--------
Why not? Here's a couple more:


What accountability looks like

Old dog, new trick

Coach Richt showing us older Dawgs that we can learn from past transgressions.

Putting Gamecocks in the rearview

Ready to move forward. And I feel like we probably will be able to later today when (hopefully) the coordinators are made available to the media. Had that happened Saturday night in Columbia I think there still would have been some gnashing of teeth, but at least we would've heard from the two guys that were making the decisions and designed the gameplan.

Sure, the truth is we're not likely to hear much of anything that will stop the message boreds and the twitter from bleeding a death of rage and self-destruction. But leadership should have a face in both good times and bad. I'm fairly certain we'll hear from Bobo. Coach Pruitt evidently decides when he is and when he isn't available for the media. If he chooses not to sit in front of the cameras on Tuesday after two of his players answered questions Saturday night, that's a much bigger issue for me than why his gameplan didn't work in Columbia.

A tweak versus major alterations

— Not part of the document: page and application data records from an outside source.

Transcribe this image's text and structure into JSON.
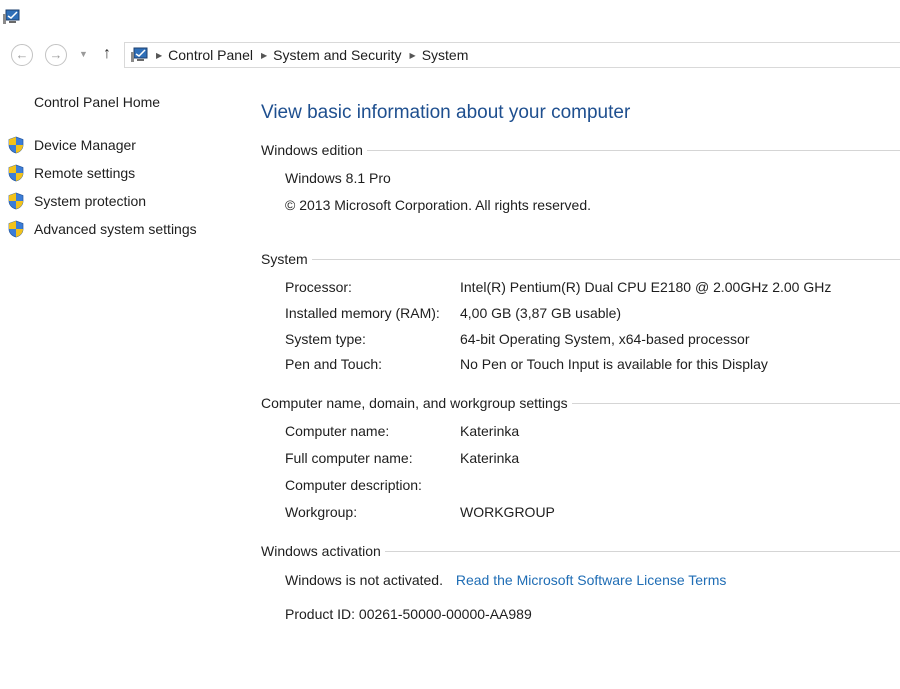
{
  "breadcrumb": [
    "Control Panel",
    "System and Security",
    "System"
  ],
  "sidebar": {
    "home": "Control Panel Home",
    "links": [
      "Device Manager",
      "Remote settings",
      "System protection",
      "Advanced system settings"
    ]
  },
  "main": {
    "title": "View basic information about your computer",
    "edition": {
      "heading": "Windows edition",
      "name": "Windows 8.1 Pro",
      "copyright": "© 2013 Microsoft Corporation. All rights reserved."
    },
    "system": {
      "heading": "System",
      "rows": [
        {
          "label": "Processor:",
          "value": "Intel(R) Pentium(R) Dual  CPU  E2180  @ 2.00GHz   2.00 GHz"
        },
        {
          "label": "Installed memory (RAM):",
          "value": "4,00 GB (3,87 GB usable)"
        },
        {
          "label": "System type:",
          "value": "64-bit Operating System, x64-based processor"
        },
        {
          "label": "Pen and Touch:",
          "value": "No Pen or Touch Input is available for this Display"
        }
      ]
    },
    "computer": {
      "heading": "Computer name, domain, and workgroup settings",
      "rows": [
        {
          "label": "Computer name:",
          "value": "Katerinka"
        },
        {
          "label": "Full computer name:",
          "value": "Katerinka"
        },
        {
          "label": "Computer description:",
          "value": ""
        },
        {
          "label": "Workgroup:",
          "value": "WORKGROUP"
        }
      ]
    },
    "activation": {
      "heading": "Windows activation",
      "status": "Windows is not activated.",
      "license_link": "Read the Microsoft Software License Terms",
      "product_id": "Product ID:  00261-50000-00000-AA989"
    }
  },
  "icons": {
    "app": "system-computer-icon",
    "back": "back-arrow-icon",
    "forward": "forward-arrow-icon",
    "up": "up-arrow-icon",
    "shield": "uac-shield-icon"
  },
  "colors": {
    "title": "#1e4f8f",
    "link": "#1f6db5",
    "rule": "#d5d5d5"
  }
}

When it comes to sussing out the flaw in the offensive coaching mindset Saturday, Emerson nails it.
And in the game’s biggest spots, Georgia’s coaching staff didn’t give the ball to Gurley. You do have to credit South Carolina’s defense, which successfully keyed on Gurley, especially as the game went on. And you understand Mark Richt and Mike Bobo’s desire for balance and keeping the defense honest.
But sometimes that goes out the window when you have a talent like Gurley, and sometimes you can out-smart yourself. Richt, in his postgame press conference, made clear he regretted the play call on first-and-goal from the 4. Bobo probably does too, although we'll have to wait until the next time he speaks to the media to find out, as he and Pruitt again weren't available after the game.
Bobo tried to outsmart himself at times, despite calling a great game in my opinion. And Richt failed to step in and overrule when necessary. But that's a tweak. That's a minor adjustment in the mindset that's between the headsets.

What Pruitt has weighing in his mind is more complex.
Georgia’s secondary looked like last year, players not close to open receivers, poor tackling, and just deficient in talent.
Jeremy Pruitt was out-schemed by Steve Spurrier and his son, who harkened back to their 2010 win over Alabama (when Pruitt was secondary coach) and predicted in gameplanning that they could exploit the middle of the field. They did, as Georgia’s safeties and linebackers pinched the outside, and South Carolina quarterback Dylan Thompson (with no pass rush coming at him) had time to find receivers in the flat.
Troy should be an opportunity to play some people and build some confidence. Tennessee's offensive line is young. South Carolina's offensive line played a great game, much better than I anticipated. And now it's painfully obvious that this defense will live and die by its pass rush.